Health Benefits

Lemons have far-reaching desirable health benefits that one cannot afford to miss. They are rich in citric acid, which supplies the body with vitamin C. Further, vitamin C combines with the antibacterial and antiviral and agents in lemons to create a reliable immune-system booster. Weight watchers cannot avoid lemons if they envision losing substantial pounds of weight. This is because lemon juice cleanses both the digestive system and the liver. Its sour taste is undeniable, but as we all know, bitter pills may have blessed effects.

First, lemons are suitable for manufacture of Indian traditional medicines, Ayurveda and siddha medicines since they are antiviral and antibiotic. Their vitamin C content works against the effects of colds, sore throats and tonsillitis. In this case, the patient is advised to gargle a mixture of fresh lemon juice and lukewarm water for about 30 seconds, and then swallow the mixture. This procedure also assists in keeping cankers at bay as well as eliminating fatigue, exhaustion, dizziness, fever, tension and nervousness. On the other hand, lemon poultices and lemon essential oil are good treatments for corns, calluses, acne and eczema.

The aromatherapy feature of lemons makes them suitable for use in reversing halitosis and refreshing the scent in offices and homes. Food spices, cigarettes and alcohol can conspire to bring about bad breath but with a lemon slice after every meal, this is no more. Lemons extracts pulverize pain, smite bug bites and fights spider and varicose veins. It is worth noting that a mixture of lemon, garlic and onions reduces the risks of catching hypertension. Insomnia patients will also be delighted to learn that lemon balm conspires with valerian and chamomile herbs to replace sleep-impairing effects with sleep-inducing ones.

Antioxidant and Antibiotic Effects

Lemons also contain flavonoid compounds that reduce the risks of catching cancers. Lemons contain a limonoid called limonin which undermines the proliferation of cancerous cells in the skin, the mouth, stomach, lungs, colon and the breasts. They also abate the symptoms of rheumatoid arthritis and osteoarthritis and lowers the accumulation of cholesterol in the body as well as preventing diabetic heart disease attacks.
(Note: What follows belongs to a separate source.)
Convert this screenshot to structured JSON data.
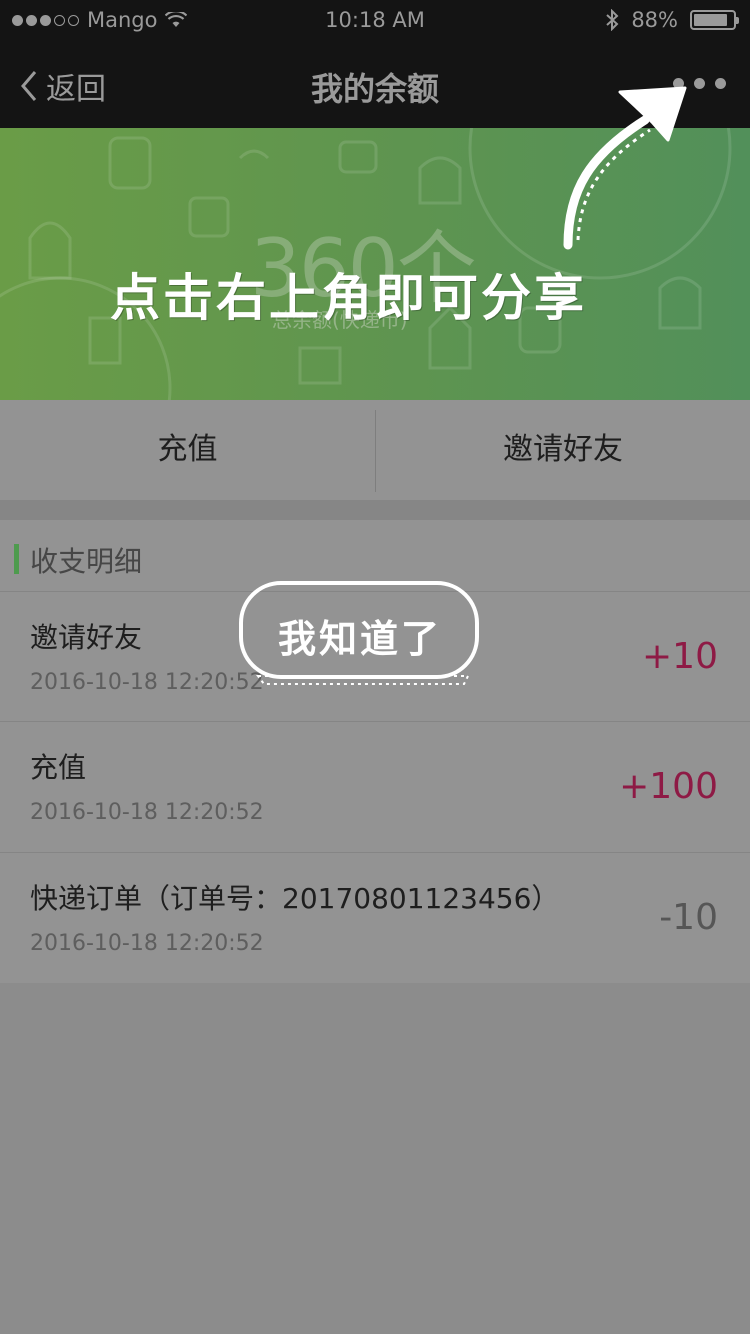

Great Lemon Recipes

Lemon Loaf Cake


Rosemary Lemon Roasted Turkey


Lemon Pucker Bars


Coconut Lemon Mousse


Meyer Lemon Gelato